“A Heart So White” by Javier Marías

Reviewed by Samantha Schnee

Image of “A Heart So White” by Javier Marías

In A Heart So White Javier Marías examines the commonplace yet peculiar institution of marriage and all its attendant secrets and betrayals. Juan is a newlywed translator who shuttles between the UN in New York and the Hague for six to eight weeks at a time, while his young bride Luisa, also a translator, remains behind in Madrid to establish their home together. In Juan's absence she develops a close relationship with her enigmatic father-in-law, a charismatic art dealer named Ranz who, though in his seventies, has not lost the charm that enabled him to marry three times despite the fact that his first wife died mysteriously and the second committed suicide upon returning from their honeymoon.

Juan has never enjoyed a particularly close relationship with his father, and though he cannot put his finger on exactly why, he has great misgivings about the friendship developing between his father and his spouse. Juan's feelings of unease and his difficulty accustoming himself to the conventions of conjugal life are refracted through many lenses: a conversation between a Spaniard and his Cuban lover that Juan and Luisa overhear while they are on their honeymoon in Havana; a one-night-stand that Juan facilitates for his friend and former lover, Berta, while he is staying in her apartment on one of his stints at the UN in New York; and descriptions of Juan's own family history, specifically his father's marriages.

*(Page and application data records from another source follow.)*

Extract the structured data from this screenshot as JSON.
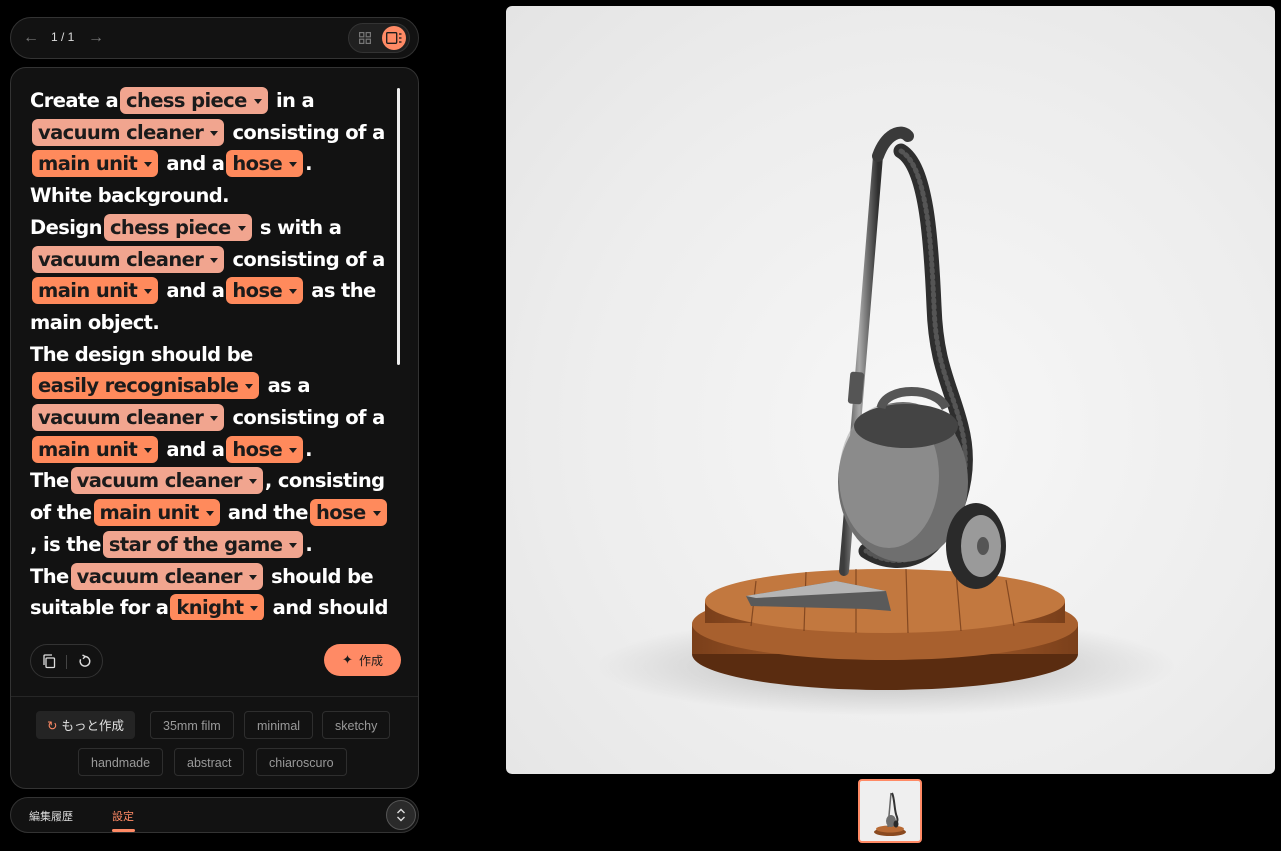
{
  "nav": {
    "page_counter": "1 / 1",
    "prev_icon": "arrow-left-icon",
    "next_icon": "arrow-right-icon"
  },
  "prompt": {
    "accent_chip_light": "#f1a58f",
    "accent_chip_dark": "#ff8a5c",
    "t1": "Create a",
    "chip_chess_1": "chess piece",
    "t2": "in a",
    "chip_vacuum_1": "vacuum cleaner",
    "t3": "consisting of a",
    "chip_main_1": "main unit",
    "t4": "and a",
    "chip_hose_1": "hose",
    "t5": ".",
    "t6": "White background.",
    "t7": "Design",
    "chip_chess_2": "chess piece",
    "t8": "s with a",
    "chip_vacuum_2": "vacuum cleaner",
    "t9": "consisting of a",
    "chip_main_2": "main unit",
    "t10": "and a",
    "chip_hose_2": "hose",
    "t11": "as the main object.",
    "t12": "The design should be",
    "chip_easily": "easily recognisable",
    "t13": "as a",
    "chip_vacuum_3": "vacuum cleaner",
    "t14": "consisting of a",
    "chip_main_3": "main unit",
    "t15": "and a",
    "chip_hose_3": "hose",
    "t16": ".",
    "t17": "The",
    "chip_vacuum_4": "vacuum cleaner",
    "t18": ", consisting of the",
    "chip_main_4": "main unit",
    "t19": "and the",
    "chip_hose_4": "hose",
    "t20": ", is the",
    "chip_star": "star of the game",
    "t21": ".",
    "t22": "The",
    "chip_vacuum_5": "vacuum cleaner",
    "t23": "should be suitable for a",
    "chip_knight": "knight",
    "t24": "and should"
  },
  "actions": {
    "create_label": "作成",
    "more_label": "もっと作成"
  },
  "styles": [
    "35mm film",
    "minimal",
    "sketchy",
    "handmade",
    "abstract",
    "chiaroscuro"
  ],
  "tabs": {
    "history": "編集履歴",
    "settings": "設定"
  }
}
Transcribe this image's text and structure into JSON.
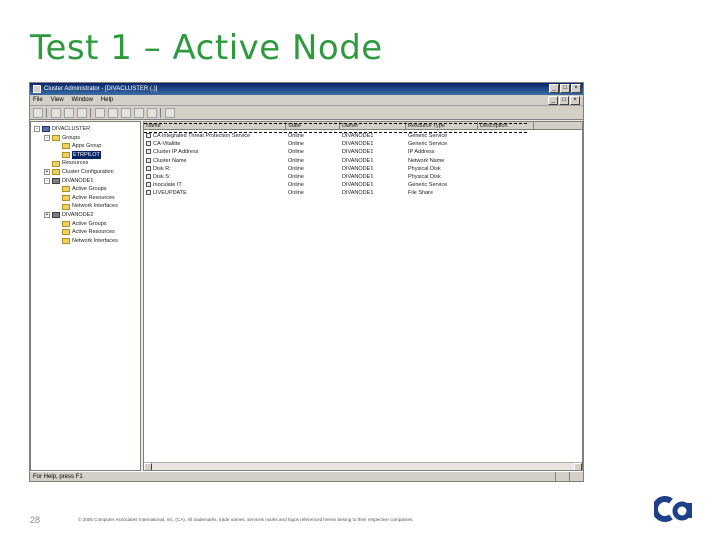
{
  "slide": {
    "title": "Test 1 – Active Node",
    "page_number": "28",
    "copyright": "© 2005 Computer Associates International, Inc. (CA). All trademarks, trade names, services marks and logos referenced herein belong to their respective companies.",
    "title_color": "#2e9a3e"
  },
  "window": {
    "title": "Cluster Administrator - [DIVACLUSTER (.)]",
    "controls": [
      "_",
      "□",
      "×"
    ],
    "menu": [
      "File",
      "View",
      "Window",
      "Help"
    ],
    "mdi_controls": [
      "_",
      "□",
      "×"
    ],
    "status": "For Help, press F1"
  },
  "tree": [
    {
      "label": "DIVACLUSTER",
      "icon": "cluster-icon",
      "expander": "-",
      "level": 0
    },
    {
      "label": "Groups",
      "icon": "folder-icon",
      "expander": "-",
      "level": 1
    },
    {
      "label": "Apps Group",
      "icon": "folder-icon",
      "expander": "",
      "level": 2
    },
    {
      "label": "ETRPILOT",
      "icon": "folder-icon",
      "expander": "",
      "level": 2,
      "selected": true
    },
    {
      "label": "Resources",
      "icon": "folder-icon",
      "expander": "",
      "level": 1
    },
    {
      "label": "Cluster Configuration",
      "icon": "folder-icon",
      "expander": "+",
      "level": 1
    },
    {
      "label": "DIVANODE1",
      "icon": "node-icon",
      "expander": "-",
      "level": 1
    },
    {
      "label": "Active Groups",
      "icon": "folder-icon",
      "expander": "",
      "level": 2
    },
    {
      "label": "Active Resources",
      "icon": "folder-icon",
      "expander": "",
      "level": 2
    },
    {
      "label": "Network Interfaces",
      "icon": "folder-icon",
      "expander": "",
      "level": 2
    },
    {
      "label": "DIVANODE2",
      "icon": "node-icon",
      "expander": "+",
      "level": 1
    },
    {
      "label": "Active Groups",
      "icon": "folder-icon",
      "expander": "",
      "level": 2
    },
    {
      "label": "Active Resources",
      "icon": "folder-icon",
      "expander": "",
      "level": 2
    },
    {
      "label": "Network Interfaces",
      "icon": "folder-icon",
      "expander": "",
      "level": 2
    }
  ],
  "list": {
    "columns": [
      "Name",
      "State",
      "Owner",
      "Resource Type",
      "Description"
    ],
    "rows": [
      [
        "CA Integrated Threat Protection Service",
        "Online",
        "DIVANODE1",
        "Generic Service",
        ""
      ],
      [
        "CA-Vitalitte",
        "Online",
        "DIVANODE1",
        "Generic Service",
        ""
      ],
      [
        "Cluster IP Address",
        "Online",
        "DIVANODE1",
        "IP Address",
        ""
      ],
      [
        "Cluster Name",
        "Online",
        "DIVANODE1",
        "Network Name",
        ""
      ],
      [
        "Disk R:",
        "Online",
        "DIVANODE1",
        "Physical Disk",
        ""
      ],
      [
        "Disk S:",
        "Online",
        "DIVANODE1",
        "Physical Disk",
        ""
      ],
      [
        "Inoculate IT",
        "Online",
        "DIVANODE1",
        "Generic Service",
        ""
      ],
      [
        "LIVEUPDATE",
        "Online",
        "DIVANODE1",
        "File Share",
        ""
      ]
    ]
  }
}
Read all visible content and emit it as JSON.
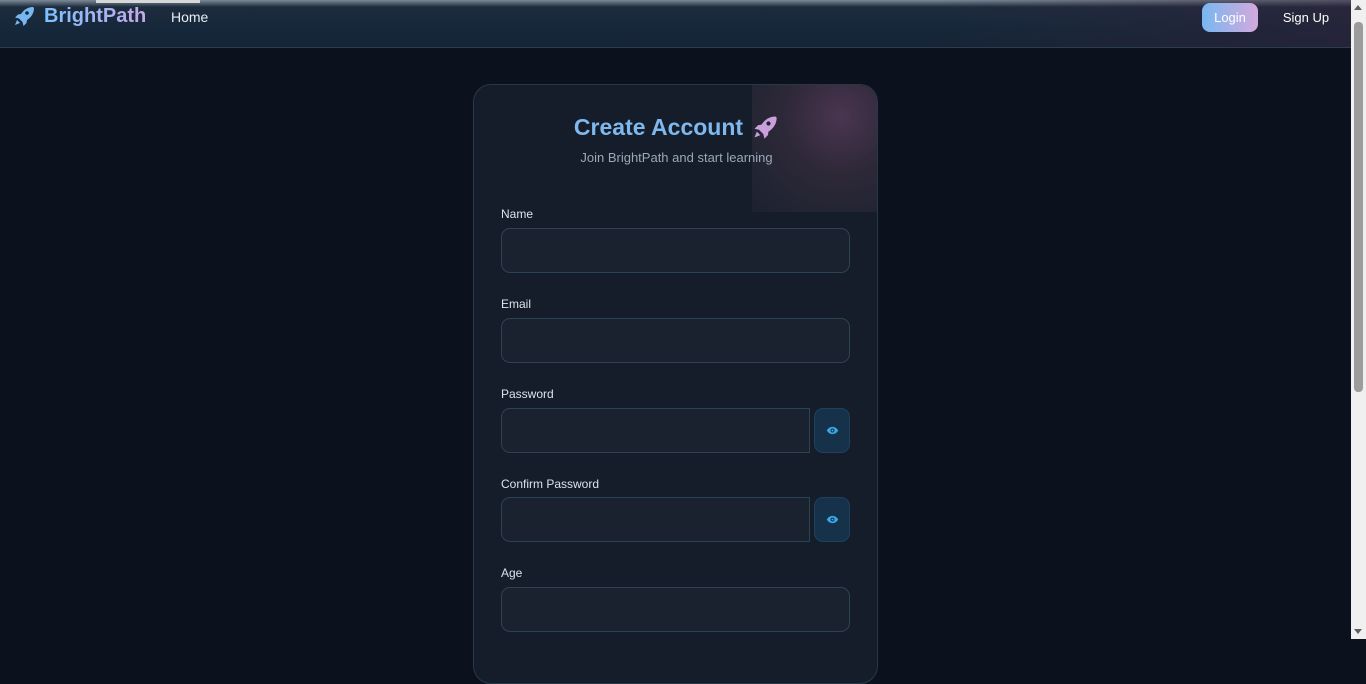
{
  "navbar": {
    "brand_name": "BrightPath",
    "home_label": "Home",
    "login_label": "Login",
    "signup_label": "Sign Up"
  },
  "form": {
    "title": "Create Account",
    "subtitle": "Join BrightPath and start learning",
    "fields": [
      {
        "label": "Name",
        "value": "",
        "type": "text"
      },
      {
        "label": "Email",
        "value": "",
        "type": "email"
      },
      {
        "label": "Password",
        "value": "",
        "type": "password",
        "toggle_icon": "eye-icon"
      },
      {
        "label": "Confirm Password",
        "value": "",
        "type": "password",
        "toggle_icon": "eye-icon"
      },
      {
        "label": "Age",
        "value": "",
        "type": "number"
      }
    ]
  },
  "colors": {
    "background": "#0c121d",
    "card": "#141d29",
    "accent_blue": "#7fb8ee",
    "accent_pink": "#d3a9dc",
    "rocket": "#c9a0dc"
  },
  "icons": {
    "brand": "rocket-icon",
    "title": "rocket-icon",
    "password_toggle": "eye-icon"
  }
}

Juan is dogged by feelings of dread which seem to become more acute rather than abate the longer he is married.

Marías, the son of a prominent Spanish philosopher, ponders not only the curiosities of matrimony, he waxes philosophical on all matter of topics, and his digressions may lose the less patient reader. These asides, however, are always pertinent, building toward and culminating in an examination of passion so intense that it can drive a man to kill. As Lady Macbeth says to her husband shortly after Duncan's murder, "My hands are of your colour; but I shame/To wear a heart so white."

Margaret Jull Costa is at the height of her powers here, rendering an excellent translation of what many of Marías's followers deem his best work--indeed, it received the 1997 Dublin IMPAC Prize for the best novel published worldwide that year in English. Marías, too is a translator, and not only of Conrad, Sterne, Hardy and others into Spanish; he is, to quote his own most recent novel to appear in English (Your Face Tomorrow: Volume I, Fever and Spear), "…a translator or interpreter of people: of their behavior and reactions…their inconstancies, their limits, their innocence, their lack of scruples and their resistance; their possible degrees of loyalty or baseness and their calculable prices and their poisons and their temptations." It is this unerring insight into the infinite variety of all things human and its faithful translation onto the page that makes A Heart so White, in fact all Marías's work, so great.